Really? Because I’m told Google Search is used to find pirate content, so Google’s respect for other people’s content at least doesn’t outweigh any of its other priorities. When it comes to the news organisations own websites, that sounds great, but the concept of negotiation is still lacking. “Take it or leave it, because we’re so nice we give you that choice.”

The Internet has created more choice and diversity in news than ever before. With so many options, it can be hard for consumers to find the news they are interested in. And for all types of publishers – whether they are big or small, a traditional news site, a new digital player, a local new…

Sounds great. In this choice and diversity, we also get the blessings of fake news and propaganda, presented on equal terms as real news. What’s not to like?

In the world of print, publishers pay newsstands to display their newspapers and magazines so readers can discover them. Google provides these benefits at no cost to publishers.

Haha, yes but those newsstands also sell the papers!
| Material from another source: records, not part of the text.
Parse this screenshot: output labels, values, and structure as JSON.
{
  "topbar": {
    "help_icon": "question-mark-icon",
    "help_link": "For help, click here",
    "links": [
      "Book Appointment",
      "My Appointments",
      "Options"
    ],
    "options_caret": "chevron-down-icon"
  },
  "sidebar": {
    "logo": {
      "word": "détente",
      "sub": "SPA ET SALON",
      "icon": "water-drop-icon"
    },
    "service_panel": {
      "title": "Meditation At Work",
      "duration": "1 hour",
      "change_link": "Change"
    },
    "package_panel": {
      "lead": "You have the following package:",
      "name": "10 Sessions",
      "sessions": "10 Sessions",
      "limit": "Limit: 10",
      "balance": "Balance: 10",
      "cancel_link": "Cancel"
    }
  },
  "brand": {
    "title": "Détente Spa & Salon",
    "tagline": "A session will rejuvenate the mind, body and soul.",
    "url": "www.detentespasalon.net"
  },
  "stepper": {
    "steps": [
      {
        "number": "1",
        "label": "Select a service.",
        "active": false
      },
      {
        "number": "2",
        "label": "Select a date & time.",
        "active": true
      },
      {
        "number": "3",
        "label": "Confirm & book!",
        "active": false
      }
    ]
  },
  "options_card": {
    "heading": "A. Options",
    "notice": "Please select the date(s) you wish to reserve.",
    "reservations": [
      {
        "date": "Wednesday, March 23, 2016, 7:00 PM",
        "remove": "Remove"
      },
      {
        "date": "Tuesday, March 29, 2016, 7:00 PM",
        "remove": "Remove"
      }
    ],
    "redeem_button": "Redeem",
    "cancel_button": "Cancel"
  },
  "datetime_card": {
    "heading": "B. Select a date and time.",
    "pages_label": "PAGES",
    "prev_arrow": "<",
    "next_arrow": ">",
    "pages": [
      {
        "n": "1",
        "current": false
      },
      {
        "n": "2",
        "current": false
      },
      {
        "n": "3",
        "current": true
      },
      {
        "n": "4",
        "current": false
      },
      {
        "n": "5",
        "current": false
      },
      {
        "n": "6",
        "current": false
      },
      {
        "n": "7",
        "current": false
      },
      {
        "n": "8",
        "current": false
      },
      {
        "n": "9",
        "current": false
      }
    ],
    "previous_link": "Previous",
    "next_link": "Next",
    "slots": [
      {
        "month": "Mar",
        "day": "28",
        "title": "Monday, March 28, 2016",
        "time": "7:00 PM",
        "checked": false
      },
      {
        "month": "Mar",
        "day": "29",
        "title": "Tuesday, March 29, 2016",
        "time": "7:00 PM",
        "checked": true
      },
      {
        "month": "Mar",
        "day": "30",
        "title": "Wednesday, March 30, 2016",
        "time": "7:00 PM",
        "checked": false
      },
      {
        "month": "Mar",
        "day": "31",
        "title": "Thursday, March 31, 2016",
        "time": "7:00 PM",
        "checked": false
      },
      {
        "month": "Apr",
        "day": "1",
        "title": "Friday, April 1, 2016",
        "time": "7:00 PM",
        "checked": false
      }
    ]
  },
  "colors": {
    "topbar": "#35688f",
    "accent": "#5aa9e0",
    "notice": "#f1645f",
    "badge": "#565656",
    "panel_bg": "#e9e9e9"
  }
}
It is a revenue source for the news media, helping to pay for things like… journalism. Seriously mr Gingras, you know this of course. So let’s think of this part as a funny joke. Haha.

We constantly look for new ways to prioritize high quality content in our products and are also investing $300 million over three years in the Google News Initiative, which helps publishers develop new revenue streams and explore innovative ways of presenting news. This includes hundreds of projects from developing new fact-checking efforts, to boosting media literacy, to delivering almost 300,000 trainings to journalists in Europe.

Sounds amazing. By the way, when you say “prioritize high quality content”, are you talking about Russian propaganda, ISIS videos or alt.right-conspiracy theories?

By working together we can continue to make progress.

Yes, you can start by sharing revenue, data and respect the rights of content owners.

It looks like the pattern will repeat itself and perhaps Commissioner Öttinger was still right: each country is not strong enough to push back. The idea of an EU-wide effort perhaps will not work as member states implement the rules separately and not at the same time. Google wins again.

One last point: will Google’s smaller competitors suffer? The thinking is that if a dominant player can ignore the rules, but smaller competitors cannot, competition will be held back. But that is assuming competition works as normal in the online markets, which is not the case (Metcalfe again) and the way to a better digital society should not be a race to the bottom anyway.